Is Dwell Time The Hidden Enemy of Rapid Transit?

Charlie Ticket

Ever wait in line behind a family of these?

Transit riders love to complain about how long certain trips take. Why can’t trains, trolleys, and buses go faster?

A lesser known factor making trips longer is dwell time — how long you spend at stops and stations waiting for people to board.

New York City has instituted a “Select Bus Service” strategy on several key routes, instituting a couple of tactics to reduce trip time by reducing dwell time. (Its also worth noting that this type of bus-rapid-transit-like service is incredibly low cost to implement relative to almost any other transit expansion or enhancement).

Most importantly, this service lowers dwell time by taking fare payment off the bus. Each station on the route has fare collection stations and inspectors regularly check for compliance (and the fine is $100, not our paltry $15 for the first offense).

Take the Silver Line from Dudley Square some morning at rush hour and tell me on-board fare collection (and the ensuing dwell time) isn’t a problem.

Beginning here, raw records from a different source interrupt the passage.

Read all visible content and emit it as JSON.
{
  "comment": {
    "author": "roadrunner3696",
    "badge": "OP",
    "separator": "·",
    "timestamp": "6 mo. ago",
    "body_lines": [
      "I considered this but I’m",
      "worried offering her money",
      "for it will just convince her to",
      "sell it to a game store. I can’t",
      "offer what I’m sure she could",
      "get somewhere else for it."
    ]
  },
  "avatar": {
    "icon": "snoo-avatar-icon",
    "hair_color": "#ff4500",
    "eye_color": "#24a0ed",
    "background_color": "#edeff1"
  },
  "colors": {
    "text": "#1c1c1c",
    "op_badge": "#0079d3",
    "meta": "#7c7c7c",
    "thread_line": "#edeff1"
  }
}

In particular, the reluctance of many MBTA bus patrons to adopt the CharlieCard exacerbates the problem, as the CharlieTicket takes a long time to be read by the AFC machines.

Next, the SBS doesn’t stop at every stop on the route. However, the MTA continues to run a local bus on the route that makes more frequent stops — this alleviates opposition to the SBS from those patrons who value proximity of service stops over speed. (Wonder if that would have saved the 28X?)

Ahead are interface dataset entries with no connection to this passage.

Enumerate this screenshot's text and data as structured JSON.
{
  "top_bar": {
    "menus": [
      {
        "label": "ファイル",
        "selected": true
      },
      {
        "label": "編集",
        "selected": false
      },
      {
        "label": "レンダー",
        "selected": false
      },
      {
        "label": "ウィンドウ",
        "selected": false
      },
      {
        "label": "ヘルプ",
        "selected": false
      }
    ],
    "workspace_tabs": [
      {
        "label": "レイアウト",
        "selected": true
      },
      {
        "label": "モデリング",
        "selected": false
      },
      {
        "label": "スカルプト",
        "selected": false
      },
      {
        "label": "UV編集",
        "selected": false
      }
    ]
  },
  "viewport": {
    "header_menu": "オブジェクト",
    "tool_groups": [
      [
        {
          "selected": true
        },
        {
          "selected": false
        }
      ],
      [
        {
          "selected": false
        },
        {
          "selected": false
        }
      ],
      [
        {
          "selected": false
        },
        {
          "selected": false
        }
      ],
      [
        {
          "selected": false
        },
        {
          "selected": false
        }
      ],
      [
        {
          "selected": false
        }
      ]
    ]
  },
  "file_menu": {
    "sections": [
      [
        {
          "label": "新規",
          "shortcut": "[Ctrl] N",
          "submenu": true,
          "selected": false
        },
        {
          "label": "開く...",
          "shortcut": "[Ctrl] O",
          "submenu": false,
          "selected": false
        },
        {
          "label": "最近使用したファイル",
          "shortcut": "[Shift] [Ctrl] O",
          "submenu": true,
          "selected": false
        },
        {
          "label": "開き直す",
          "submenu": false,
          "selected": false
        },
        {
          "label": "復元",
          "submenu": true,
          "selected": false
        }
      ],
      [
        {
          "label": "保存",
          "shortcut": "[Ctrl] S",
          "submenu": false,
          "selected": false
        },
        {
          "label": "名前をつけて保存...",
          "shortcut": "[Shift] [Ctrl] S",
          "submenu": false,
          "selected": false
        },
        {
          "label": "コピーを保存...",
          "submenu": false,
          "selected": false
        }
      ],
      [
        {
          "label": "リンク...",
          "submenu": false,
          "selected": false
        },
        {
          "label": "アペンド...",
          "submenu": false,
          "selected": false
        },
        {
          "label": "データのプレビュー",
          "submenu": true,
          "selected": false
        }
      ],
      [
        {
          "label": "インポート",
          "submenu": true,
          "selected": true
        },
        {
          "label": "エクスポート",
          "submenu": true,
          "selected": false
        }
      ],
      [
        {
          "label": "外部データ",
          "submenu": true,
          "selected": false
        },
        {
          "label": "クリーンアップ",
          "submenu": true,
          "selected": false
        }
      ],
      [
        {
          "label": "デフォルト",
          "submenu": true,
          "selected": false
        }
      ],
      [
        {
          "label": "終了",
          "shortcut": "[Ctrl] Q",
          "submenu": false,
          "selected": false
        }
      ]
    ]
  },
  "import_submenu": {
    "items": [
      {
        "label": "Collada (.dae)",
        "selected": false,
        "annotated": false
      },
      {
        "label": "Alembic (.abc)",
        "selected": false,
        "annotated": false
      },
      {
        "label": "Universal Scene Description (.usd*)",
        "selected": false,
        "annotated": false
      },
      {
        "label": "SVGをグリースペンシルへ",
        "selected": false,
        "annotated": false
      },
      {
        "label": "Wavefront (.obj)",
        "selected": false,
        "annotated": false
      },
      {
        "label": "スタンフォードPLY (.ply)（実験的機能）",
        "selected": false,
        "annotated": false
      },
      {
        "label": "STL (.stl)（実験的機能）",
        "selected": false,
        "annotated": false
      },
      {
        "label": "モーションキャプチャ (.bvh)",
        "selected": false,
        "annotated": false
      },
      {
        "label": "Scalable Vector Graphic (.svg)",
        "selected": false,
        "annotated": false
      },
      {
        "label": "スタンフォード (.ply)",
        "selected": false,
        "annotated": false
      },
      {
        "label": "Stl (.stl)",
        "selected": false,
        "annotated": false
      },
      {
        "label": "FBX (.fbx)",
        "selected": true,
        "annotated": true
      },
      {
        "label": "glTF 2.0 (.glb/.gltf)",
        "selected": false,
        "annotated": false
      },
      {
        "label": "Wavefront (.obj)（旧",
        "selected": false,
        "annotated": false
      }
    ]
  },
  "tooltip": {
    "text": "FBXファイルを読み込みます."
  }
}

The SBS also has a dedicated lane (enforced by cameras in many places) and traffic signal prioritization. However the primary gain in speed is due to reduced dwell time, with travel speed secondary but still important.

Lastly, the MTA is introducing articulated buses with three doors. The MBTA’s articulated buses already have this feature, but remember, with the exception of the enclosed stations on the airport leg of the Silver Line, fares are only collected at the front of the bus, rendering two doors useless for boarding at most stops.

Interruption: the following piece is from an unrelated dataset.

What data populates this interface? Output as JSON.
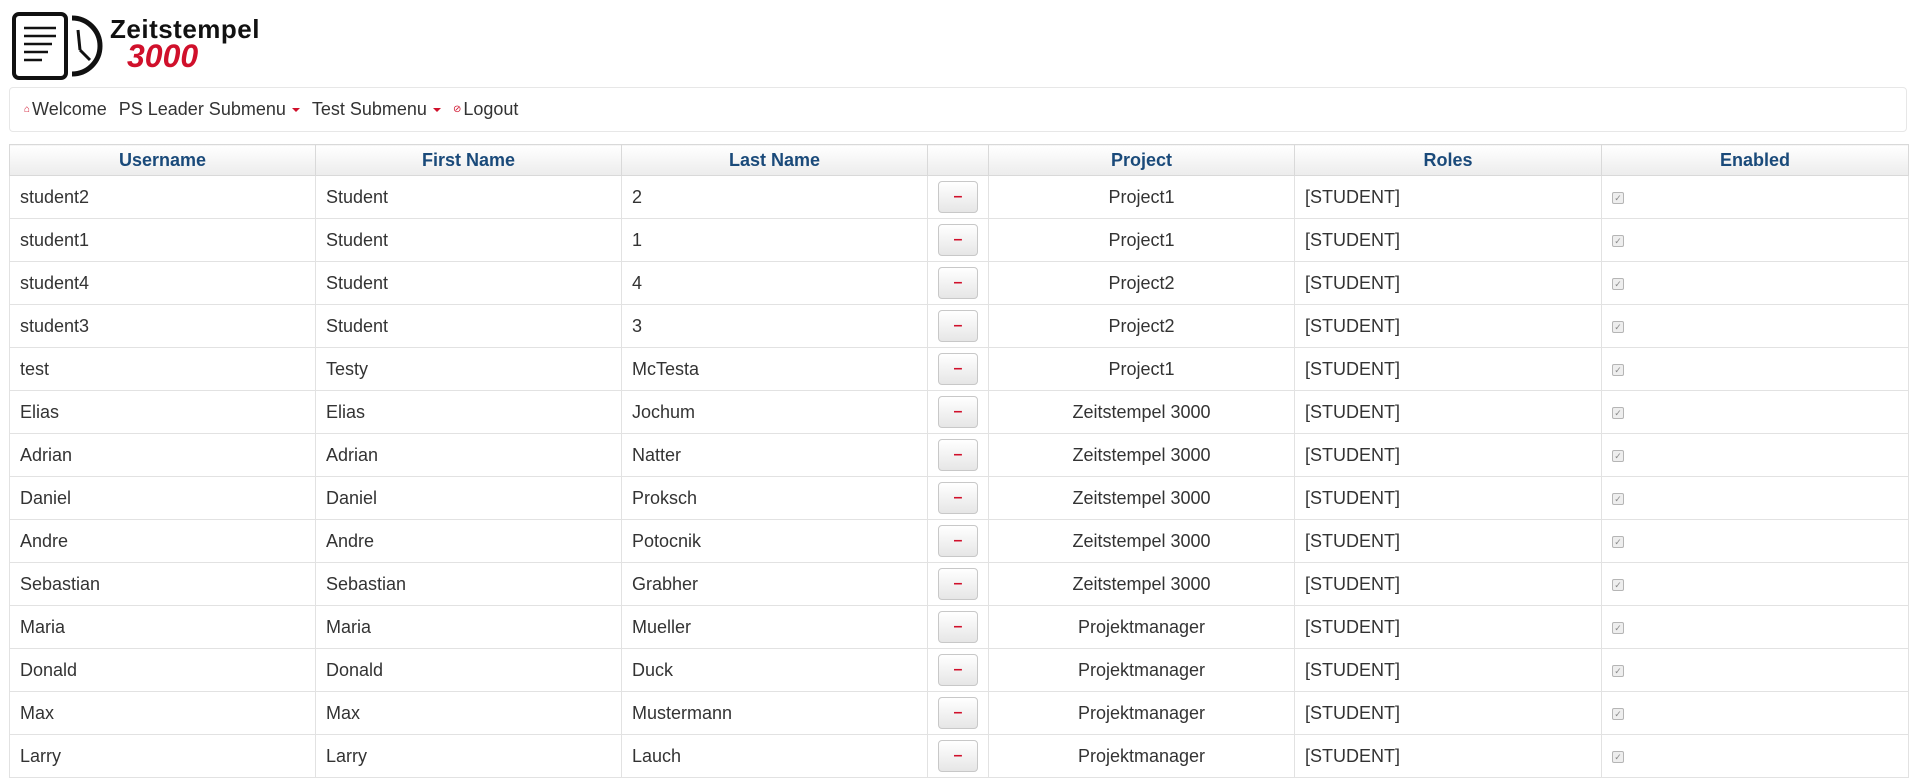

New York has had good success with SBS service, attracting new riders and delivering enhanced service. The MBTA would be well-served to start implementing this low-cost, high-return enhancement to service on key bus routes.


Crossposted at Pioneer Institute’s blog.